CMU International Film Festival unveils the ‘faces behind the masks’


Image courtesy of Cindy Lu

A speaker introduces a showing during the Carnegie Mellon International Film Festival.

By Patrick Swain, Staff Writer

Jolanta Lion, assistant director of Carnegie Mellon’s Humanities Center and part-time Polish instructor at Pitt, recalls asking pedestrians about the significance of masks in their lives leading up to the Carnegie Mellon International Film Festival.

“We interviewed people on the street [about] what masks mean to them,” Lion said. “Most of them would say, naturally, protection and health, but there were actually people that found masks as a different meaning – masks as national pride, masks as protest, masks as identity.”

Lion explored this idea as the director of the festival, which is running until Saturday in the McConomy Auditorium at Carnegie Mellon University, as well as in the Harris Theater and Carlow University’s Gailliot Center. The festival studies a different “face” each year — previous festivals have investigated faces of identity, conflict, globalization and many others. But this year’s festival chose something universal in the era of the COVID-19 pandemic — “faces behind the mask.”

Regis Curtis, a junior French, German and gender, sexuality, and women’s studies major at Pitt who interned with the festival, said the theme posed a broad question to audiences about their own relationship with masks — the identities, façades and disguises people wear.

“What we don’t want to do is tell you exactly what we want out of that theme,” Curtis said. “A lot of what we’re doing is finding films that deal with things that are hidden and things that could be revealed through analysis or the act of seeing … it’s really an opportunity for the audiences that we bring to have that discussion amongst themselves about what that mask means to them.”

The festival suffered setbacks during the pandemic, according to Aarushi Jain. The Carnegie Mellon graduate student in entertainment industry management said this year’s festival was a welcome departure from the virtual format.

“The festival has been going on for a while, but the last two years have been significantly difficult because of COVID — but even then, the people involved in the last two years did a really, really good job making it virtual,” Jain said. “This year, we’re really glad that we got to do it in person again, and faces actually came out from behind the mask.”

The festival showcased 14 films from around the world. Opening night featured the Moroccan film “Casablanca Beats,” while others like the Polish film “Leave No Traces” and the Brazilian film “Private Desert” were screened during the festival.

Cindy Lu, a festival intern and fifth-year Carnegie Mellon student majoring in psychology, global studies and human-computer interaction, said Loup Bureau’s featured documentary “Trenches” was relevant to the conflict in Ukraine.

“[It] shows what daily life is like for the soldiers on the ground. It was filmed over several months before the breakout of the war [in the] Donbas area,” Lu said. “It takes a microscopic look into individuals’ lives.”

Lu said these films are meant to confront the audience’s preconceived notions about the world.

“The criteria to select films are that we want them to be thought provoking, and also to challenge the social status quo that people have been accepting in their daily lives,” Lu said. “[We want to] have people see the other perspectives and think about it, without delivering any message of how they should think about it.”

The festival also featured Q&As with the directors of “Casablanca Beats” and “Leave No Traces,” among others.

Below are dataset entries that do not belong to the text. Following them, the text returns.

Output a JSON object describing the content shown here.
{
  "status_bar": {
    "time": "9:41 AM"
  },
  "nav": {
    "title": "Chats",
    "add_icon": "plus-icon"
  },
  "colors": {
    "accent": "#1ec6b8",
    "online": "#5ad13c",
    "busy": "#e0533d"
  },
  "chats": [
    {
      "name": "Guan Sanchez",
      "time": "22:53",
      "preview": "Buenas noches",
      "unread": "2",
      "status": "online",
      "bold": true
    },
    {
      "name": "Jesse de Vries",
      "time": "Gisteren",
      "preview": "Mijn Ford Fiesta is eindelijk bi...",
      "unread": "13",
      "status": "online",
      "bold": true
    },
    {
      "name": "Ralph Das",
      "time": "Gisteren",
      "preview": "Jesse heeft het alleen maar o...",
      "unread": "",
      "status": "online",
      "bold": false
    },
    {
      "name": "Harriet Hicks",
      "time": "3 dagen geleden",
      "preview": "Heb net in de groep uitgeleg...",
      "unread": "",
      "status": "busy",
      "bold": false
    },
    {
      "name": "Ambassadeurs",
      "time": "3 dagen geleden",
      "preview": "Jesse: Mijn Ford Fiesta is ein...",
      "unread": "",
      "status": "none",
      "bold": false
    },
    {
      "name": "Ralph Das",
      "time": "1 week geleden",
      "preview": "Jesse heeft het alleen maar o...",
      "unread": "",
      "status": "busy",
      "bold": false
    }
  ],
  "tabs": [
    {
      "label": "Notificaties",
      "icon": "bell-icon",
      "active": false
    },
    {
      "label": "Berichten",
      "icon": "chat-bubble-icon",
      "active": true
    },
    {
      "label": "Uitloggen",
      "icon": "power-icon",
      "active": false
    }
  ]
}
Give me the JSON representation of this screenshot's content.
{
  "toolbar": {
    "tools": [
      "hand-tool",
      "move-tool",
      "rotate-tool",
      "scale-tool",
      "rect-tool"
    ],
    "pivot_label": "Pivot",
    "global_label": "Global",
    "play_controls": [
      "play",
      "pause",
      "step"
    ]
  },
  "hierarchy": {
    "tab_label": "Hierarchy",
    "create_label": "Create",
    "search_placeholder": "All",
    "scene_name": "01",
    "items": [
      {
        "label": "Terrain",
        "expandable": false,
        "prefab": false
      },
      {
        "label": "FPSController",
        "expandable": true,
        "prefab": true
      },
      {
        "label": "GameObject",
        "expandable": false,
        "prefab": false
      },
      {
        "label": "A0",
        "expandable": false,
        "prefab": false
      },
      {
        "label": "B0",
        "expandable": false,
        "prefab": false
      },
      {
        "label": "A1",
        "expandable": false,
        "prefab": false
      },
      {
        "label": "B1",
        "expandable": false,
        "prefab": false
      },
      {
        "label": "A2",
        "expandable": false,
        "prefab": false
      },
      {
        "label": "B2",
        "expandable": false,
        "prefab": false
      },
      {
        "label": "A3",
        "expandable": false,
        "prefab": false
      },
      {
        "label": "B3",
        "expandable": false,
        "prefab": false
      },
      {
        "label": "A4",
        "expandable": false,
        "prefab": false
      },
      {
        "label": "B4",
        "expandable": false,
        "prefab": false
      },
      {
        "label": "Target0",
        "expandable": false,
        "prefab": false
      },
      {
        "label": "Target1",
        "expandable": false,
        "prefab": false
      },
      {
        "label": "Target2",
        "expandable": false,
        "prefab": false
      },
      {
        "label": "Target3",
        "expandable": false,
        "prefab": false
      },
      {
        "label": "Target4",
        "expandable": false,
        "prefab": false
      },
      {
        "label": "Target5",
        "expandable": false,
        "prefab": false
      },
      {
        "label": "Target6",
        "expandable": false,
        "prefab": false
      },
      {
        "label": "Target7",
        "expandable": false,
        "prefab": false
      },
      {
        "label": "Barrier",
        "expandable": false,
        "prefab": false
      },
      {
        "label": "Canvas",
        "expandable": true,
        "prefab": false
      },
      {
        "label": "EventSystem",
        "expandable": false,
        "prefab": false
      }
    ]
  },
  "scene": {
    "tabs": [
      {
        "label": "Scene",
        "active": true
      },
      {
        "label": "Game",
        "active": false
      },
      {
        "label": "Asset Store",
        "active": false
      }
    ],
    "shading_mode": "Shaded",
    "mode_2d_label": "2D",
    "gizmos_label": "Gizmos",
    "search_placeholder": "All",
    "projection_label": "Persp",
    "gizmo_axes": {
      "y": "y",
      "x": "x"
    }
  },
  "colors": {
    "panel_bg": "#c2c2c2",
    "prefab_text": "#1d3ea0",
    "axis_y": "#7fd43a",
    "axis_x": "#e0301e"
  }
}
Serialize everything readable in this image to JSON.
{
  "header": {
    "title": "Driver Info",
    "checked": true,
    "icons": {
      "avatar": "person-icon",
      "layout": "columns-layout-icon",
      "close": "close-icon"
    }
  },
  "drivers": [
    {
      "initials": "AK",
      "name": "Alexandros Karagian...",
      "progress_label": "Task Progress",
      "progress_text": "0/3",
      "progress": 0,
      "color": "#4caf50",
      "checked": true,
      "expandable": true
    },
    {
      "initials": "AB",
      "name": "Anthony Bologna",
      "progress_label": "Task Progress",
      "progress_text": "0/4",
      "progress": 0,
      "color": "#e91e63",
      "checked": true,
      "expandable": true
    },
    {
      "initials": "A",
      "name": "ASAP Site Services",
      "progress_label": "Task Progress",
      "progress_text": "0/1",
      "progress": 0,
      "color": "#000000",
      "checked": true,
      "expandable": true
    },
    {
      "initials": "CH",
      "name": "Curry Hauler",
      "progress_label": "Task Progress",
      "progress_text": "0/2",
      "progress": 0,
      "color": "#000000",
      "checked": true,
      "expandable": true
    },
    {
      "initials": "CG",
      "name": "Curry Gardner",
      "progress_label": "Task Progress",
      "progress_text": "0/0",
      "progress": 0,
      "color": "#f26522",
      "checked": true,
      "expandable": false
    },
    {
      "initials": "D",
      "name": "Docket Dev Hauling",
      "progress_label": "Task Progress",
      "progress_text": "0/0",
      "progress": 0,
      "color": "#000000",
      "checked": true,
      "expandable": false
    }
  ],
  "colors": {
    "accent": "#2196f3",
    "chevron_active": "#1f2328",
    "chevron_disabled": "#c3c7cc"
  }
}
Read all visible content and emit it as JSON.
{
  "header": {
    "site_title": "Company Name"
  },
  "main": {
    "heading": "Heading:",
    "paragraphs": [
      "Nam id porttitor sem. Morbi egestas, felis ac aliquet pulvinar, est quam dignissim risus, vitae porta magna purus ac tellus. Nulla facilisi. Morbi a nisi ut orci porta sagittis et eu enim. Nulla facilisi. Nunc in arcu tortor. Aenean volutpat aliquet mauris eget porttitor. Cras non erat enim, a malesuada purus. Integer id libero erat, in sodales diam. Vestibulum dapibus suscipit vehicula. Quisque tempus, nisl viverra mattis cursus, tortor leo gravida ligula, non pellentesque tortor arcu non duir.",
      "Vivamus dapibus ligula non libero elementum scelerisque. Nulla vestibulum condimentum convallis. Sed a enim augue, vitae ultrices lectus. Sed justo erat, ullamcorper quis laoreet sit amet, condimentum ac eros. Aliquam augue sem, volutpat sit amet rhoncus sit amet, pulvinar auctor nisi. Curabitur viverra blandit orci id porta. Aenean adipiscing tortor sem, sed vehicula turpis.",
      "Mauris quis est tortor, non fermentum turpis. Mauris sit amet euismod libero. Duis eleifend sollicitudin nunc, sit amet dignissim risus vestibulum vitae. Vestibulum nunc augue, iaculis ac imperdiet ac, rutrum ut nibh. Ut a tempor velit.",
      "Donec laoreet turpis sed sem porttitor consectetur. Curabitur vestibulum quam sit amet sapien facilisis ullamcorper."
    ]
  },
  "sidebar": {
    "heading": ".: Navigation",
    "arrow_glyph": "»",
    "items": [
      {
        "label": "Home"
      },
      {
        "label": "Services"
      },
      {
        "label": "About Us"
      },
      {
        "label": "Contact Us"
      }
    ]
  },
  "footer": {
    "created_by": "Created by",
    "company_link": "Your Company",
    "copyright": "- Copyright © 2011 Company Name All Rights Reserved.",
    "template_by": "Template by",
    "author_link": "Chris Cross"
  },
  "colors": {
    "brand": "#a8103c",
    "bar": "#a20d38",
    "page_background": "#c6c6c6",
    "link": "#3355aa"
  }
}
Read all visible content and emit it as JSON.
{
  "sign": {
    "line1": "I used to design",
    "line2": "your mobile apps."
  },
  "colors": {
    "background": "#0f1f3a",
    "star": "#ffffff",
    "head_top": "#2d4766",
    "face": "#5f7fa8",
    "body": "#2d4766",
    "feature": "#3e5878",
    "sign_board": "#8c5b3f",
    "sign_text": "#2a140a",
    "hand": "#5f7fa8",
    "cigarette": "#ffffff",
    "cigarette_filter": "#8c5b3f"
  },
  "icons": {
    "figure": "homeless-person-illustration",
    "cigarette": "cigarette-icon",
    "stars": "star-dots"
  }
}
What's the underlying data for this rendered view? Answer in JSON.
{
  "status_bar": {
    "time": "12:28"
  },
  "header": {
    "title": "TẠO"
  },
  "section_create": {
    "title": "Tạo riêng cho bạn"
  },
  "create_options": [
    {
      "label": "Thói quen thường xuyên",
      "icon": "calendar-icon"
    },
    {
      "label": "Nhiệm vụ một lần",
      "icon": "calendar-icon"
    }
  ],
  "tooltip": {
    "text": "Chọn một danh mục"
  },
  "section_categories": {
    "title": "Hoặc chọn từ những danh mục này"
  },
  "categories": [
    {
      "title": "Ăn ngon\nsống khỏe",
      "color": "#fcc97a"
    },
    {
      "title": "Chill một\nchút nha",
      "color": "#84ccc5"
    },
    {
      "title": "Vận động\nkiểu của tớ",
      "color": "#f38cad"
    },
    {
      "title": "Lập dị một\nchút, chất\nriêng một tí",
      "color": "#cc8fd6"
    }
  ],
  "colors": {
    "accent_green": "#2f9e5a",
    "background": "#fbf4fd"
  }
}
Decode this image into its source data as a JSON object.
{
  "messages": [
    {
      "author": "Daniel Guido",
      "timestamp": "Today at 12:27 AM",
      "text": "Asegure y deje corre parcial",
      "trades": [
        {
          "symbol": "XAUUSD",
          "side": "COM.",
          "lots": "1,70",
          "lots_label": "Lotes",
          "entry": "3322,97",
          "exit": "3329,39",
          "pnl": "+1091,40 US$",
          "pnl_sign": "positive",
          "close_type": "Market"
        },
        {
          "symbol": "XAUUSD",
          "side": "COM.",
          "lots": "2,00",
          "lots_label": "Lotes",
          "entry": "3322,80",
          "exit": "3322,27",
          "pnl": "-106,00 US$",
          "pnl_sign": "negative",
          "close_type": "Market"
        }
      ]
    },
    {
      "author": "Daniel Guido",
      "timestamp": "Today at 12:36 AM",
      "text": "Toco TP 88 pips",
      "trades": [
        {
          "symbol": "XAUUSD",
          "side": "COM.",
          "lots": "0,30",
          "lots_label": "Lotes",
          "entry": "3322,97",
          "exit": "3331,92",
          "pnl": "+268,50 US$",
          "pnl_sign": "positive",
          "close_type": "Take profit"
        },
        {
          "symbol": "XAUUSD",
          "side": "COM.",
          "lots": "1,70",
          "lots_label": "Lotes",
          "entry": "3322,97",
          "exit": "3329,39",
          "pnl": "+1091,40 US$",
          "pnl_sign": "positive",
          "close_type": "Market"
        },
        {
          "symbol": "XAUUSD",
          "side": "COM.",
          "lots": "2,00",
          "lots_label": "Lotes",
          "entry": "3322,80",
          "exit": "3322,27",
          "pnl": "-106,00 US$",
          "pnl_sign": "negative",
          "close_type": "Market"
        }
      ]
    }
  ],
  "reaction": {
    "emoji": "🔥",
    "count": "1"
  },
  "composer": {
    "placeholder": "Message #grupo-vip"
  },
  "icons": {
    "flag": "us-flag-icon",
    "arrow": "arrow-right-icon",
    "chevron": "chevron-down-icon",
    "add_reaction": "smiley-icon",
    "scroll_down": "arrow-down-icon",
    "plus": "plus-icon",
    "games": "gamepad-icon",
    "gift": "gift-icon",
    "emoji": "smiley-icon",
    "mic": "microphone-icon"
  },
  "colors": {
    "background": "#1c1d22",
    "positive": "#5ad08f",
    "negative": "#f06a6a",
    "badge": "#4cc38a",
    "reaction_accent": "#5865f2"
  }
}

A panel discussion following “Trenches” included Pitt faculty members Will Zavala, Adriana Helbig and Tetyana Shlikhar. Some receptions included food from the culture portrayed earlier on screen — Chinese catering from Squirrel Hill restaurant Yue Bai Wei followed the Mandarin-language film “Ripples of Life.”

Curtis said these events were intended to create a culturally immersive environment.

“Those moments are when this festival and this organization are at its peak,” Curtis said. “We started late this year, and had some issues especially with the COVID uncertainty, [so] we weren’t able to make every single screening this grand event, but we have made sure that we can show exactly what this festival is in a perfect year multiple times.”

One thing notably missing from the festival was the English language. Audiences heard around 16 languages throughout the festival, none of them English except a few borrowed words in Maltese. That element of the festival was intentional, Jain said.

“It exposes people to different cultures, especially in a place like this — not just CMU, but the US in general, where there are so many cultures and expats that come together to stay here,” Jain said. “It helps people live together. It helps people have a discussion, a healthy discourse.”

Lion said she hoped these films would help break down stereotypes.

“The films are letting the audience meet the other, to know the other, to make the other someone that will become familiar,” Lion said. “If that happens, you will understand the other much better.”

Curtis said at the end of the day, the festival’s objective was increased cultural exposure.

“It really is just providing the Pittsburgh community with an opportunity to engage with diversity and see the world from one auditorium at CMU,” Curtis said.